# Problem to solve:
Please repeat every entry that follows, keeping each one exactly the same.

# Supplied records:
# # #
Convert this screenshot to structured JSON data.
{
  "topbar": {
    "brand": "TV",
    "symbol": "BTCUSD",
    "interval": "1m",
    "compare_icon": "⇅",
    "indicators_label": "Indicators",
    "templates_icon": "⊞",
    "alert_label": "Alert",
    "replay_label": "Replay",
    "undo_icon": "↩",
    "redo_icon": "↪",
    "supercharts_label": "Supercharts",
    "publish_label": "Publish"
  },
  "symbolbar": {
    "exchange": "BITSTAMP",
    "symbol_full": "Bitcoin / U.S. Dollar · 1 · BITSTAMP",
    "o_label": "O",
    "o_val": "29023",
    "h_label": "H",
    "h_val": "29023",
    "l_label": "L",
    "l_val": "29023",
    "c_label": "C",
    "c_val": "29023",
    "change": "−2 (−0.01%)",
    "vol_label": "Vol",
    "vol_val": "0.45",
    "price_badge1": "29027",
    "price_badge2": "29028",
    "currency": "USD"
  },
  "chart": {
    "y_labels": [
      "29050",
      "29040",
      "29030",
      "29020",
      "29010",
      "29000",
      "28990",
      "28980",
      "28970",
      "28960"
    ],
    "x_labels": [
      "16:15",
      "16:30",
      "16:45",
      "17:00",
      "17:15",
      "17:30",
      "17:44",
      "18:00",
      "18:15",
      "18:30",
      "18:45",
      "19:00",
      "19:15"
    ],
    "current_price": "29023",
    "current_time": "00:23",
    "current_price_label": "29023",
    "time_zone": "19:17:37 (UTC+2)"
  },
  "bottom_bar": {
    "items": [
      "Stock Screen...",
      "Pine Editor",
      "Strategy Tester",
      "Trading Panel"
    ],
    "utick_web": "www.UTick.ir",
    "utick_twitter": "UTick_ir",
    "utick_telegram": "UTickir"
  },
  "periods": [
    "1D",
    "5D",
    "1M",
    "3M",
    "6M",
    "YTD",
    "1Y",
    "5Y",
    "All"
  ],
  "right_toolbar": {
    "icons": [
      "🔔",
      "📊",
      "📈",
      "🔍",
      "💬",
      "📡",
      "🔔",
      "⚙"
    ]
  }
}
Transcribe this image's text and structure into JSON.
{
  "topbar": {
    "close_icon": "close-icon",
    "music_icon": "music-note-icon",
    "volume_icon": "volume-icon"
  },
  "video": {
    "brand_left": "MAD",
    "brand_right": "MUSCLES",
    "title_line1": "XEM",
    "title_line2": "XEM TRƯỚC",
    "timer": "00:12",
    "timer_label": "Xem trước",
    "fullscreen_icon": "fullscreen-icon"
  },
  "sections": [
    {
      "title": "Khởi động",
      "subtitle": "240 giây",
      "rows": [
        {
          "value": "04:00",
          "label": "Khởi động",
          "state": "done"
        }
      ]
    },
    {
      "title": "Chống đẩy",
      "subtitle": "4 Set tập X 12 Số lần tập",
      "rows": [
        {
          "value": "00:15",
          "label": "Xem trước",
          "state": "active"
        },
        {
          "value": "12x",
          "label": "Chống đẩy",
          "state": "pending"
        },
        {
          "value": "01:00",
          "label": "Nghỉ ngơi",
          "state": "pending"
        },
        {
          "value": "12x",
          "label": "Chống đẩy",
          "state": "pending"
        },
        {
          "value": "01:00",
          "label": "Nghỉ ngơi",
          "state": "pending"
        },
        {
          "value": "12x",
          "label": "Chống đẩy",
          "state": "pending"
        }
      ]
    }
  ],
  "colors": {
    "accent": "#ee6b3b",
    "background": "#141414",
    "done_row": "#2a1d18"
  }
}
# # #
# Reply to the exercise:
Convert this screenshot to structured JSON data.
{
  "topbar": {
    "brand": "TV",
    "symbol": "BTCUSD",
    "interval": "1m",
    "compare_icon": "⇅",
    "indicators_label": "Indicators",
    "templates_icon": "⊞",
    "alert_label": "Alert",
    "replay_label": "Replay",
    "undo_icon": "↩",
    "redo_icon": "↪",
    "supercharts_label": "Supercharts",
    "publish_label": "Publish"
  },
  "symbolbar": {
    "exchange": "BITSTAMP",
    "symbol_full": "Bitcoin / U.S. Dollar · 1 · BITSTAMP",
    "o_label": "O",
    "o_val": "29023",
    "h_label": "H",
    "h_val": "29023",
    "l_label": "L",
    "l_val": "29023",
    "c_label": "C",
    "c_val": "29023",
    "change": "−2 (−0.01%)",
    "vol_label": "Vol",
    "vol_val": "0.45",
    "price_badge1": "29027",
    "price_badge2": "29028",
    "currency": "USD"
  },
  "chart": {
    "y_labels": [
      "29050",
      "29040",
      "29030",
      "29020",
      "29010",
      "29000",
      "28990",
      "28980",
      "28970",
      "28960"
    ],
    "x_labels": [
      "16:15",
      "16:30",
      "16:45",
      "17:00",
      "17:15",
      "17:30",
      "17:44",
      "18:00",
      "18:15",
      "18:30",
      "18:45",
      "19:00",
      "19:15"
    ],
    "current_price": "29023",
    "current_time": "00:23",
    "current_price_label": "29023",
    "time_zone": "19:17:37 (UTC+2)"
  },
  "bottom_bar": {
    "items": [
      "Stock Screen...",
      "Pine Editor",
      "Strategy Tester",
      "Trading Panel"
    ],
    "utick_web": "www.UTick.ir",
    "utick_twitter": "UTick_ir",
    "utick_telegram": "UTickir"
  },
  "periods": [
    "1D",
    "5D",
    "1M",
    "3M",
    "6M",
    "YTD",
    "1Y",
    "5Y",
    "All"
  ],
  "right_toolbar": {
    "icons": [
      "🔔",
      "📊",
      "📈",
      "🔍",
      "💬",
      "📡",
      "🔔",
      "⚙"
    ]
  }
}
Transcribe this image's text and structure into JSON.
{
  "topbar": {
    "close_icon": "close-icon",
    "music_icon": "music-note-icon",
    "volume_icon": "volume-icon"
  },
  "video": {
    "brand_left": "MAD",
    "brand_right": "MUSCLES",
    "title_line1": "XEM",
    "title_line2": "XEM TRƯỚC",
    "timer": "00:12",
    "timer_label": "Xem trước",
    "fullscreen_icon": "fullscreen-icon"
  },
  "sections": [
    {
      "title": "Khởi động",
      "subtitle": "240 giây",
      "rows": [
        {
          "value": "04:00",
          "label": "Khởi động",
          "state": "done"
        }
      ]
    },
    {
      "title": "Chống đẩy",
      "subtitle": "4 Set tập X 12 Số lần tập",
      "rows": [
        {
          "value": "00:15",
          "label": "Xem trước",
          "state": "active"
        },
        {
          "value": "12x",
          "label": "Chống đẩy",
          "state": "pending"
        },
        {
          "value": "01:00",
          "label": "Nghỉ ngơi",
          "state": "pending"
        },
        {
          "value": "12x",
          "label": "Chống đẩy",
          "state": "pending"
        },
        {
          "value": "01:00",
          "label": "Nghỉ ngơi",
          "state": "pending"
        },
        {
          "value": "12x",
          "label": "Chống đẩy",
          "state": "pending"
        }
      ]
    }
  ],
  "colors": {
    "accent": "#ee6b3b",
    "background": "#141414",
    "done_row": "#2a1d18"
  }
}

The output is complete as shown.